Decision date : 28 Apr 2022
The Ombudsman's final decision:
Summary: We uphold Mr X’s complaint, as the Council delayed considering a complaint at stage two of the children’s statutory complaints procedure. The Council has agreed to complete its stage two without further delay and make a payment for the delay so far.
- The complainant, whom I will call Mr X, complained to the Council in March 2021 about children services’ actions and it has yet to reply at stage two of its complaints’ process.
The Ombudsman’s role and powers
- We investigate complaints about ‘maladministration’ and ‘service failure’. In this statement, I have used the word fault to refer to these. We must also consider whether any fault has had an adverse impact on the person making the complaint. I refer to this as ‘injustice’. If there has been fault which has caused an injustice, we may suggest a remedy. (Local Government Act 1974, sections 26(1) and 26A(1), as amended)
- Under our information sharing agreement, we will share the final decision with the Office for Standards in Education, Children's Services and Skills (Ofsted).
How I considered this complaint
- I considered information provided by Mr X and the Council.
- I considered the Ombudsman’s Assessment Code.
- I considered Mr X’s comments on a draft version of this decision.
The statutory complaints’ procedure

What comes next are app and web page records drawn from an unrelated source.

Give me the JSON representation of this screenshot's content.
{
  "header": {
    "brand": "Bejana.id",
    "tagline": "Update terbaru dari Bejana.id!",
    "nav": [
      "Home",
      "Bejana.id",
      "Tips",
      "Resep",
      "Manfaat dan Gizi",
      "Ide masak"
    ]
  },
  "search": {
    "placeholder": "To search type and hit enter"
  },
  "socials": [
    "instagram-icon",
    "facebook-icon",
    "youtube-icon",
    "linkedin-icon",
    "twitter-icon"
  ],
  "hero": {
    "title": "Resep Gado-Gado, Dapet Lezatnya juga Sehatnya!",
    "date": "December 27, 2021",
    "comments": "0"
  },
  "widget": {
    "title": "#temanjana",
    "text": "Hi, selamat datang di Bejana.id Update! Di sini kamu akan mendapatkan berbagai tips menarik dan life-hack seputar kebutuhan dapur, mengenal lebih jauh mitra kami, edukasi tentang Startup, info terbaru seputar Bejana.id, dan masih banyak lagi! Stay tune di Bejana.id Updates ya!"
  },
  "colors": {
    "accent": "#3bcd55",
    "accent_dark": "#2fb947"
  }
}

- The law sets out a three-stage procedure for councils to follow when looking at complaints about children’s social care services. The accompanying statutory guidance, Getting the Best from Complaints, explains councils’ responsibilities in more detail.
- The first stage of the procedure is local resolution. Councils have up to 20 working days to respond.
- If a complainant is not happy with a council’s stage one response, they can ask that it is considered at stage two. At this stage of the procedure, councils appoint an investigator and an independent person who is responsible for overseeing the investigation. Councils have up to 13 weeks to complete stage two of the process from the date of request.
- If a complainant is unhappy with the outcome of the stage two investigation, they can ask for a stage three review by an independent panel. The Council must hold the panel within 30 days of the date of request, and then issue a final response within 20 days of the panel hearing.
- Mr X complained in March 2021 about the children services’ actions. The Council replied in May 2021. Mr X made a detailed written request for his complaint to be escalated to Stage Two of the Children Act statutory complaints’ procedure in June 2021. That stage has still not been completed.
- An investigation is likely to conclude the Council’s delay here is failure to comply with the statutory complaints’ procedure and is fault which has caused Mr X some time and trouble.
- The Council has agreed within 65 working days of this decision to:
- Complete a stage two investigation and write to Mr X to inform him of the outcome, ensuring it provides him appropriate information about his rights under the process.
- Pay him £200 to reflect the delays in the complaints process so far.
- I uphold this complaint with a finding of fault causing an injustice.
Investigator's decision on behalf of the Ombudsman